I resisted this shadowy, hidden place for a long, long time.
I ran from it whenever possible.
Because, I was scared to be alone in the "nothingness" of this place.
I had the notion that my fears would swallow me alive.
I thought I would drown in the silence.
Maybe you feel like this today.
If you feel lonely,
Displaced and rootless,
You are not alone...
If you are drifting in a place of "nothingness"
Does it comfort you to know,
I am here - in this abyss - with you.
Take my hand,
Let's find our way...
We need to turn to our hearts for direction.
If you listen, in the stillness, past your heartbeat, you can faintly hear the breeze.
The Winds of Change are here...
I don’t think I ever anticipated how difficult one aspect of dating a widower with kids would be for me… my own self-imposed comparisons. I don’t think I was equipped to handle this, and honestly I’m probably still not doing the best job of managing, though I am trying.
It was and continues to be tough that I moved into someone else’s life that was so established and so different from my own. To move into the house Mike and his wife raised their child in together. The house they were first married in together. To know there's a whole history here that does not include me. And what I still think I may be having a lot of trouble with as someone who is dating a widower is constantly holding myself up to this reflection of his wife.
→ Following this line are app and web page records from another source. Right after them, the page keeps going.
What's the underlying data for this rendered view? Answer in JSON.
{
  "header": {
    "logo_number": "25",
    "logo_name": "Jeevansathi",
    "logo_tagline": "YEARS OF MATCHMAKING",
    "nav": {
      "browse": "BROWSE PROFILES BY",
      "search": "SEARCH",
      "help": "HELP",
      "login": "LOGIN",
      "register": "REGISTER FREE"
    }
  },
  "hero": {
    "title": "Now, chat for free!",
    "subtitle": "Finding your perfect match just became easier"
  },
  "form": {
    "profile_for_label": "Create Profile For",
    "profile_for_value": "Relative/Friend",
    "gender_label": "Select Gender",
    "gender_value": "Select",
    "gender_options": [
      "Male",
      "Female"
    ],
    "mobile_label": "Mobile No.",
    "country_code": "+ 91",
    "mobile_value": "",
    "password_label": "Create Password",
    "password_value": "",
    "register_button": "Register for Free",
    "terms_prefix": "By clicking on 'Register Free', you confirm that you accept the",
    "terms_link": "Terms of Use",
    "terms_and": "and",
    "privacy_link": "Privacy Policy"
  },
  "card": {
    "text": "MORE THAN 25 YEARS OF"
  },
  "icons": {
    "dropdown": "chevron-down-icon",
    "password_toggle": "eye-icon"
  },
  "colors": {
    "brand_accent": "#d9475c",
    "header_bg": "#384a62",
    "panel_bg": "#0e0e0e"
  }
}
In particular, her as a mother, and their relationship as parents.Read more
Don Shepherd likes to send me great, big, obvious signs. I never question that it's him. I just know. One of the signs he sends over and over, is the big yellow Penske moving truck.
On Superbowl Sunday, 2005, Don pulled up in a big yellow Penske truck, with his car attached and his cat in his lap, after driving 24 hours to New Jersey from Florida - and we began our new adventure together. He moved into my apartment and turned it from a place to live, into a home. He would ask me to be his wife 10 months later, and we would be married 4 years and 9 months before his sudden death. The Penske truck, to me, represents new beginnings. I usually see it a lot this time of year - and I usually see it right after I was thinking about or talking about Don. When he is coming in strongest, I will see lots of them right in a row, while driving. Or one will be parked somewhere significant, on a milestone kind of day. Whenever I see one, I say " Hi, Don." It's become part of my vocabulary and a normal part of life.Read more
I sometimes feel like I have 2 identities: the me before and the me after my husband, Mike, died. I was originally going to introduce myself by introducing the me before I became a widow but that wasn’t sitting well with me as a first impression. It’s not really who I am today. It is still important to how my current identity developed but it is not all of it. Who I am today is more relevant because it is me in this moment. However, unlike the Before Me who knew who she was and can be described pretty clearly, the Now Me is still a work in progress and therefore harder to explain.
Some parts of me are still straightforward though. I’m 29 years old. I feel like possibly going on 80 sometimes, but nope, just 29. I am a grade 1/2 teacher in Ontario, Canada. I have a dog named Tango who has to listen to me when I share about my day. He’s pretty good at it and he doesn’t interrupt except to give me kisses, which is also acceptable. I love the outdoors and being active. I go for a lot of hikes with my dog and take him cross-country skiing (skijorning) in the winter. I also like mountain biking, snowboarding, running, travelling, cottaging and working out. I don’t particularly love to cook but I love to eat so I’m a pretty decent cook. I do love to bake. And read and write. I have amazing friends and family who I also enjoy spending time with. I’d appreciate adding a few hours in the day so I have time for all the things I want to do. See, I can do “normal.Read more
What I have come to understand about grief and widowhood and the struggles that come with it.
Except that it has the power to eat you up and spit you out, sweating and breathing hard on the other side. When you get to the other side, and it’s anybody’s guess as to when that might happen. There is no timeline for any of this, as I’ve heard repeatedly over the 4 years and 10 months since Chuck’s death.